(Assignment)
Each record below should be returned word for word, with no pictures included.

(Dataset rows for apps and sites)
.....

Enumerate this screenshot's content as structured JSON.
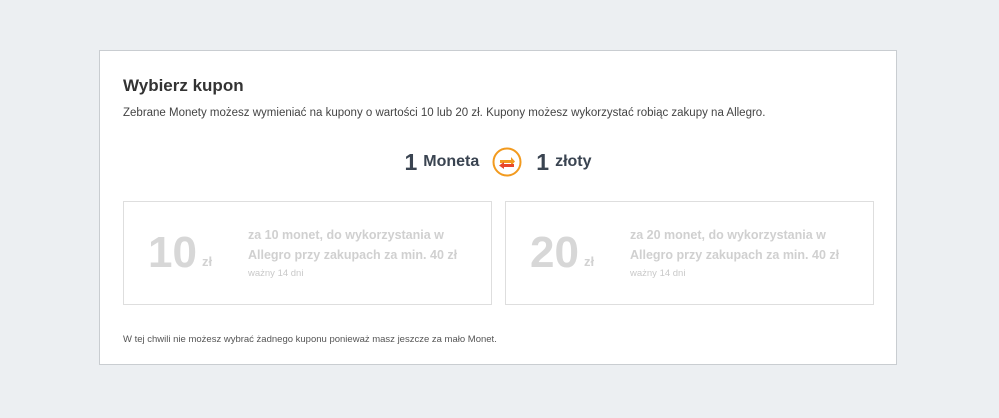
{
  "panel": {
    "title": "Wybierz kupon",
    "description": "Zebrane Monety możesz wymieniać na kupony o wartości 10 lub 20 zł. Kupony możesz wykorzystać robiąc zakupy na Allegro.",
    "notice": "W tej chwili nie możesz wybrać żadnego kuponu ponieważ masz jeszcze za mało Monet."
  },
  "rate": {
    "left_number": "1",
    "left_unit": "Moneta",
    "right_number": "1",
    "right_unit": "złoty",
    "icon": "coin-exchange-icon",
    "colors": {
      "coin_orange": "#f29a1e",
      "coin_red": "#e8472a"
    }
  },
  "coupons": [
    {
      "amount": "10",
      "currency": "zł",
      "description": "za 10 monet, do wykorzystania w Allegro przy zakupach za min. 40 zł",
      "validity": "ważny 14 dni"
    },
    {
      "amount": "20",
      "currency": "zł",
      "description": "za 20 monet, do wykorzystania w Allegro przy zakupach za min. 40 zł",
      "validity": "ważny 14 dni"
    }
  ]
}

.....

(Answer box)
Enumerate this screenshot's content as structured JSON.
{
  "panel": {
    "title": "Wybierz kupon",
    "description": "Zebrane Monety możesz wymieniać na kupony o wartości 10 lub 20 zł. Kupony możesz wykorzystać robiąc zakupy na Allegro.",
    "notice": "W tej chwili nie możesz wybrać żadnego kuponu ponieważ masz jeszcze za mało Monet."
  },
  "rate": {
    "left_number": "1",
    "left_unit": "Moneta",
    "right_number": "1",
    "right_unit": "złoty",
    "icon": "coin-exchange-icon",
    "colors": {
      "coin_orange": "#f29a1e",
      "coin_red": "#e8472a"
    }
  },
  "coupons": [
    {
      "amount": "10",
      "currency": "zł",
      "description": "za 10 monet, do wykorzystania w Allegro przy zakupach za min. 40 zł",
      "validity": "ważny 14 dni"
    },
    {
      "amount": "20",
      "currency": "zł",
      "description": "za 20 monet, do wykorzystania w Allegro przy zakupach za min. 40 zł",
      "validity": "ważny 14 dni"
    }
  ]
}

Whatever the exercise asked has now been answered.